[Saved entries]
☆ ☆ ☆ ☆ ☆
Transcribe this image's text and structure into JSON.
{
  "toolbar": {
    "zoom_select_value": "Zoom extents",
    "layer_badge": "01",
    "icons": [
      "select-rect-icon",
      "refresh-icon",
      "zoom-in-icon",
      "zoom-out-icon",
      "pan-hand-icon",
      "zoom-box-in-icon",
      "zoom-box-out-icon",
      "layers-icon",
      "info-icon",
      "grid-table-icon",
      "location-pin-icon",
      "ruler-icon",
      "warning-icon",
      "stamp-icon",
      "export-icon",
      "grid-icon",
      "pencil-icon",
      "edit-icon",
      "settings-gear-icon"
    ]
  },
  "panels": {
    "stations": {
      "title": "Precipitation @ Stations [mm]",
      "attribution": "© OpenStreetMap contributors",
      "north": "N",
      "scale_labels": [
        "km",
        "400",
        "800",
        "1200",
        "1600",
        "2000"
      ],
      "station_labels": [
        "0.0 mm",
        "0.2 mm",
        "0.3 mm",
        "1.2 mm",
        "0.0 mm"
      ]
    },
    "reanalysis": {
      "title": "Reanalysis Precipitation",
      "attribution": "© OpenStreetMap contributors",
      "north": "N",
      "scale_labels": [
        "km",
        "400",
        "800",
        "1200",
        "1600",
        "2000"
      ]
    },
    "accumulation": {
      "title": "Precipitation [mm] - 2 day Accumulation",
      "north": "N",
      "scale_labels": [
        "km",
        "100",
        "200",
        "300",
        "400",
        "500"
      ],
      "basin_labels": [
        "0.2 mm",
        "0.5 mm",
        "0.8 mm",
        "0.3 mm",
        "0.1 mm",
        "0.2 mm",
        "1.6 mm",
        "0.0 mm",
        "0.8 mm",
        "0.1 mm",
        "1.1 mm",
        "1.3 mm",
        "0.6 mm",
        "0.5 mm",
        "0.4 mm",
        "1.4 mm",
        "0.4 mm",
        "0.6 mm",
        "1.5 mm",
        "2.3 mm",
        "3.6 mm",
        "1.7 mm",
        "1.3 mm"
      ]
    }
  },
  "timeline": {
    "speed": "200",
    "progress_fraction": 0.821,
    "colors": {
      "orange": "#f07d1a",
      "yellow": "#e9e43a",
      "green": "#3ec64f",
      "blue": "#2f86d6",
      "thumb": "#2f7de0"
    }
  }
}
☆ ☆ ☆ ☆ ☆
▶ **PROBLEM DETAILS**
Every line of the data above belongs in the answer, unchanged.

▶ **RESPONSE TO THIS TASK**
Transcribe this image's text and structure into JSON.
{
  "toolbar": {
    "zoom_select_value": "Zoom extents",
    "layer_badge": "01",
    "icons": [
      "select-rect-icon",
      "refresh-icon",
      "zoom-in-icon",
      "zoom-out-icon",
      "pan-hand-icon",
      "zoom-box-in-icon",
      "zoom-box-out-icon",
      "layers-icon",
      "info-icon",
      "grid-table-icon",
      "location-pin-icon",
      "ruler-icon",
      "warning-icon",
      "stamp-icon",
      "export-icon",
      "grid-icon",
      "pencil-icon",
      "edit-icon",
      "settings-gear-icon"
    ]
  },
  "panels": {
    "stations": {
      "title": "Precipitation @ Stations [mm]",
      "attribution": "© OpenStreetMap contributors",
      "north": "N",
      "scale_labels": [
        "km",
        "400",
        "800",
        "1200",
        "1600",
        "2000"
      ],
      "station_labels": [
        "0.0 mm",
        "0.2 mm",
        "0.3 mm",
        "1.2 mm",
        "0.0 mm"
      ]
    },
    "reanalysis": {
      "title": "Reanalysis Precipitation",
      "attribution": "© OpenStreetMap contributors",
      "north": "N",
      "scale_labels": [
        "km",
        "400",
        "800",
        "1200",
        "1600",
        "2000"
      ]
    },
    "accumulation": {
      "title": "Precipitation [mm] - 2 day Accumulation",
      "north": "N",
      "scale_labels": [
        "km",
        "100",
        "200",
        "300",
        "400",
        "500"
      ],
      "basin_labels": [
        "0.2 mm",
        "0.5 mm",
        "0.8 mm",
        "0.3 mm",
        "0.1 mm",
        "0.2 mm",
        "1.6 mm",
        "0.0 mm",
        "0.8 mm",
        "0.1 mm",
        "1.1 mm",
        "1.3 mm",
        "0.6 mm",
        "0.5 mm",
        "0.4 mm",
        "1.4 mm",
        "0.4 mm",
        "0.6 mm",
        "1.5 mm",
        "2.3 mm",
        "3.6 mm",
        "1.7 mm",
        "1.3 mm"
      ]
    }
  },
  "timeline": {
    "speed": "200",
    "progress_fraction": 0.821,
    "colors": {
      "orange": "#f07d1a",
      "yellow": "#e9e43a",
      "green": "#3ec64f",
      "blue": "#2f86d6",
      "thumb": "#2f7de0"
    }
  }
}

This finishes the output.